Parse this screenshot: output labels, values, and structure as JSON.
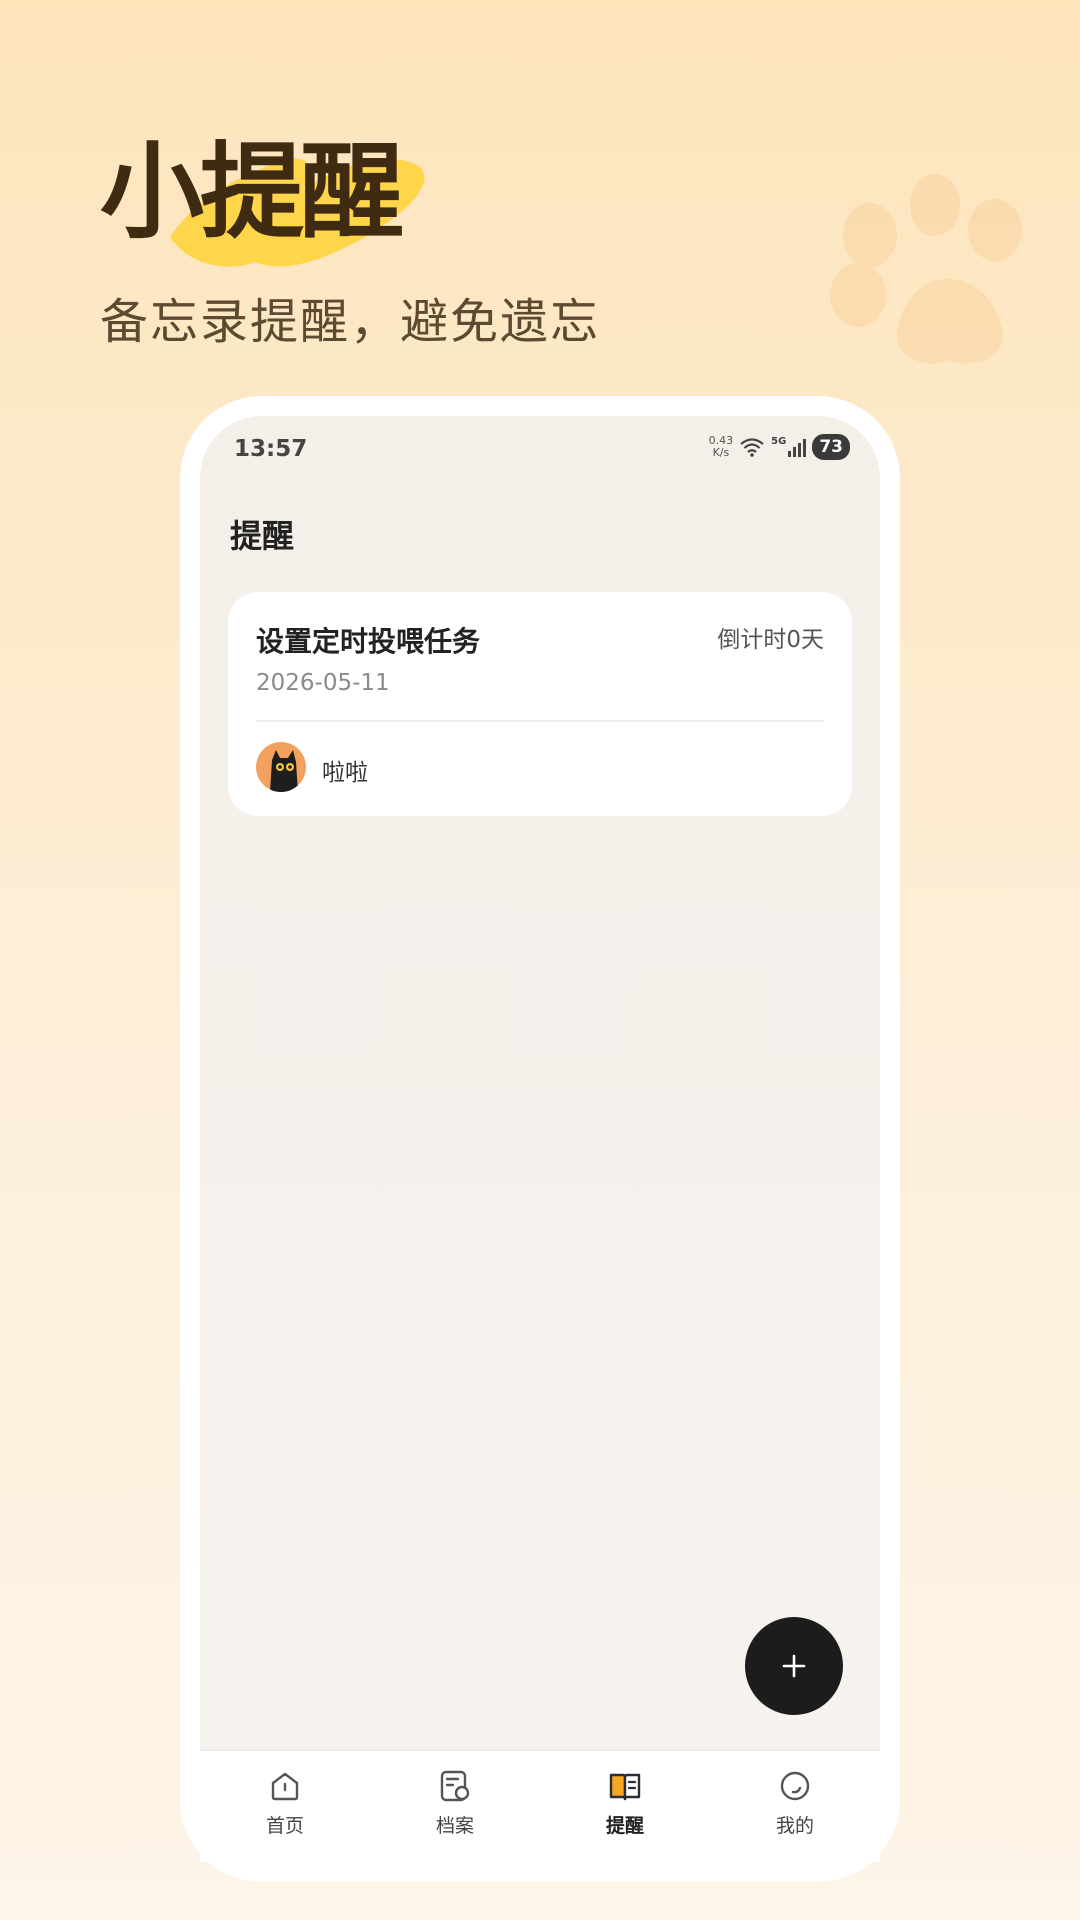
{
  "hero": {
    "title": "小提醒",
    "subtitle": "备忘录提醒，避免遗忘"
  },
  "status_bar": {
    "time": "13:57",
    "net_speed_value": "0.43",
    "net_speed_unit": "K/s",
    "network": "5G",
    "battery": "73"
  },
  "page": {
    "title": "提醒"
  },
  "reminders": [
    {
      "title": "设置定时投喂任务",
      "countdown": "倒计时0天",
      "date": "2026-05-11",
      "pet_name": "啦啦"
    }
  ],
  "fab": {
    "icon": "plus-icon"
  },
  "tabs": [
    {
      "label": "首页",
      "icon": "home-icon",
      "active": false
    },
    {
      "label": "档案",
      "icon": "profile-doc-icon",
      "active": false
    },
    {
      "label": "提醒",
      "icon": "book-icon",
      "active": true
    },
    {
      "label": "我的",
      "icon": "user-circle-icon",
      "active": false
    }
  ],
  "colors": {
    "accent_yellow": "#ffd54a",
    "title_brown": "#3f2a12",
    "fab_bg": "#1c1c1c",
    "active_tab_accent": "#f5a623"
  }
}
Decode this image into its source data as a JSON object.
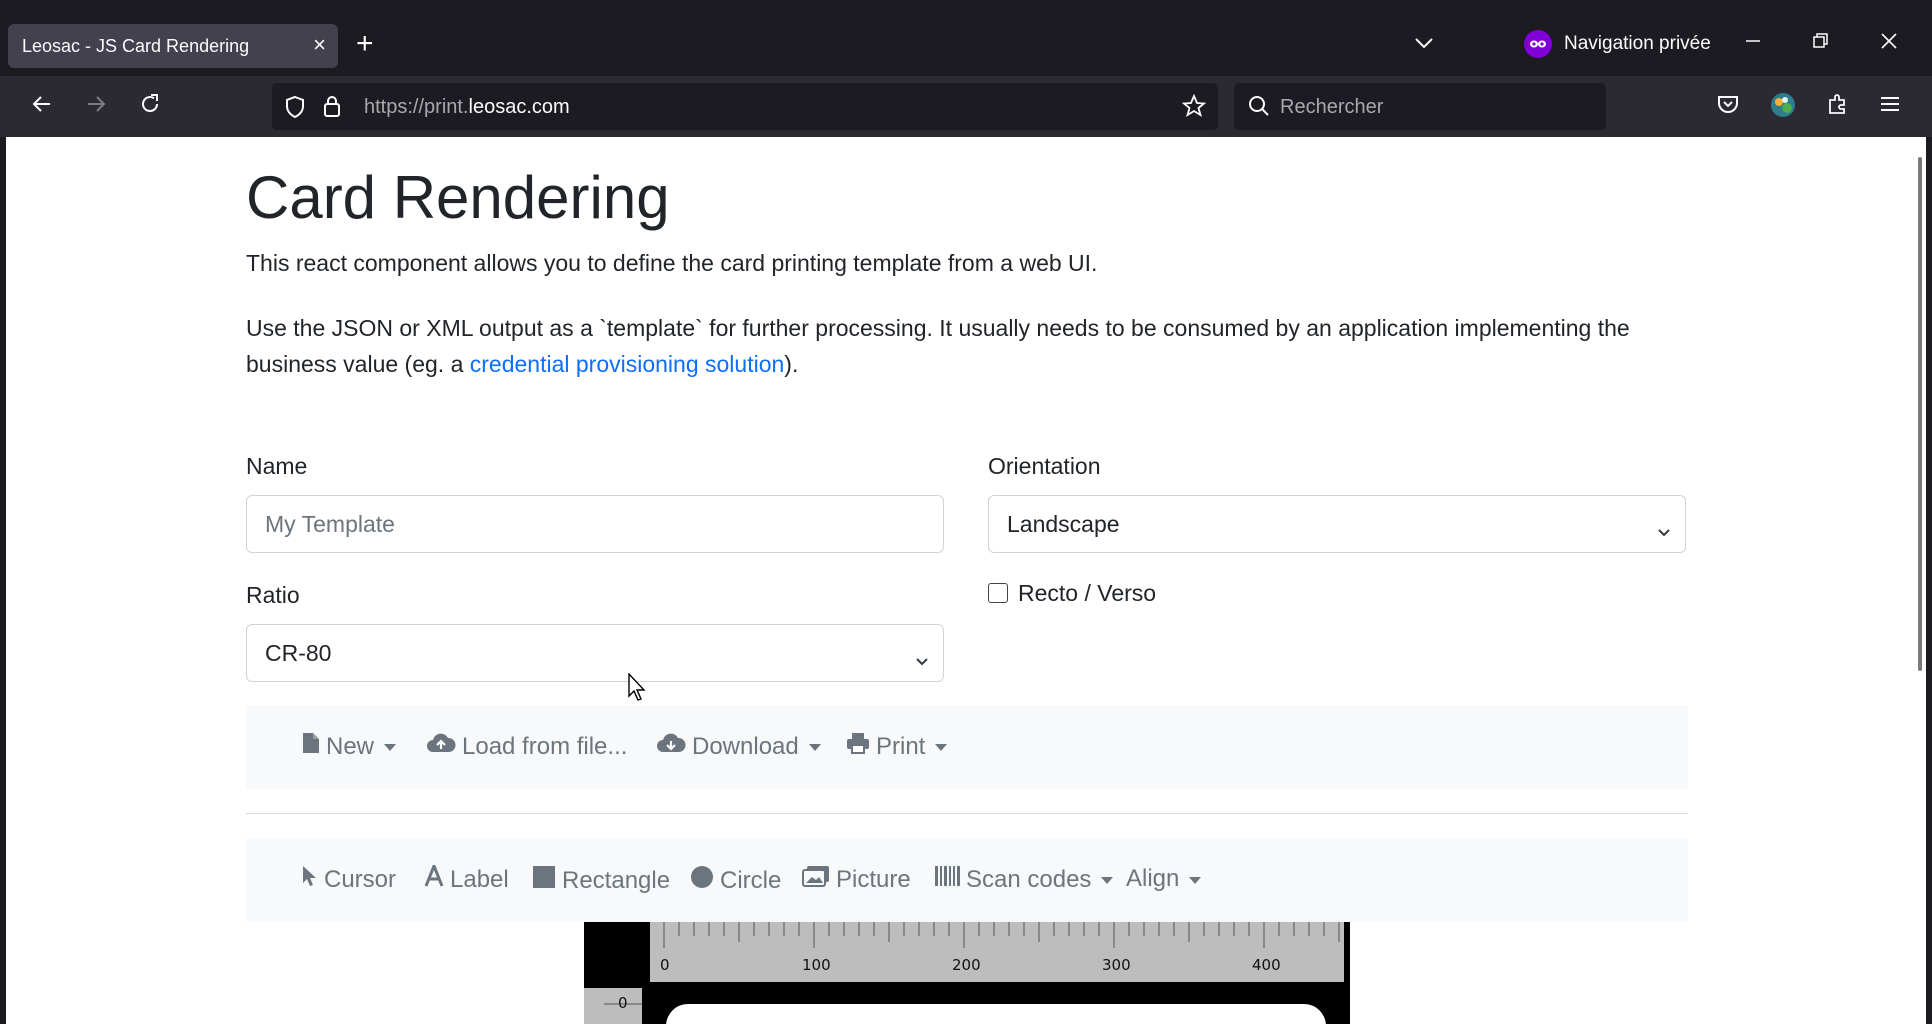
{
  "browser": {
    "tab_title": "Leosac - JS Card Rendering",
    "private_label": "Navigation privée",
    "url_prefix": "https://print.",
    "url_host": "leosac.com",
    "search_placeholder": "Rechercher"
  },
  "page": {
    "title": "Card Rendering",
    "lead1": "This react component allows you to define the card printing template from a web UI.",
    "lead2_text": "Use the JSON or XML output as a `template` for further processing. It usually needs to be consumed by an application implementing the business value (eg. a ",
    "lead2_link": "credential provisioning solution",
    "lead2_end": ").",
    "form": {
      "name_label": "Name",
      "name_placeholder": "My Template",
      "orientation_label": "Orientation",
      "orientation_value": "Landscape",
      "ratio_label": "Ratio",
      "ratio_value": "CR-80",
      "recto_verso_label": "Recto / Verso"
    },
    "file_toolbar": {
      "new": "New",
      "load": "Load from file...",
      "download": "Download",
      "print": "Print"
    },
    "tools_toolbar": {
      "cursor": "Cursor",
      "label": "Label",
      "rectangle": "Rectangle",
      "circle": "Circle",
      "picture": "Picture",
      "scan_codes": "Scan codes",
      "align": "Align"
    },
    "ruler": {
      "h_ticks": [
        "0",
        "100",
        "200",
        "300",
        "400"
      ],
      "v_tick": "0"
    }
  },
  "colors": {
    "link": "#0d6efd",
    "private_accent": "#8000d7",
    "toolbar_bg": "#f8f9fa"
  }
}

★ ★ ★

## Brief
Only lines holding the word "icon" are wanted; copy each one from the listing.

## Problem solution
    "icon": "plus-icon"
      "icon": "home-icon",
      "icon": "profile-doc-icon",
      "icon": "book-icon",
      "icon": "user-circle-icon",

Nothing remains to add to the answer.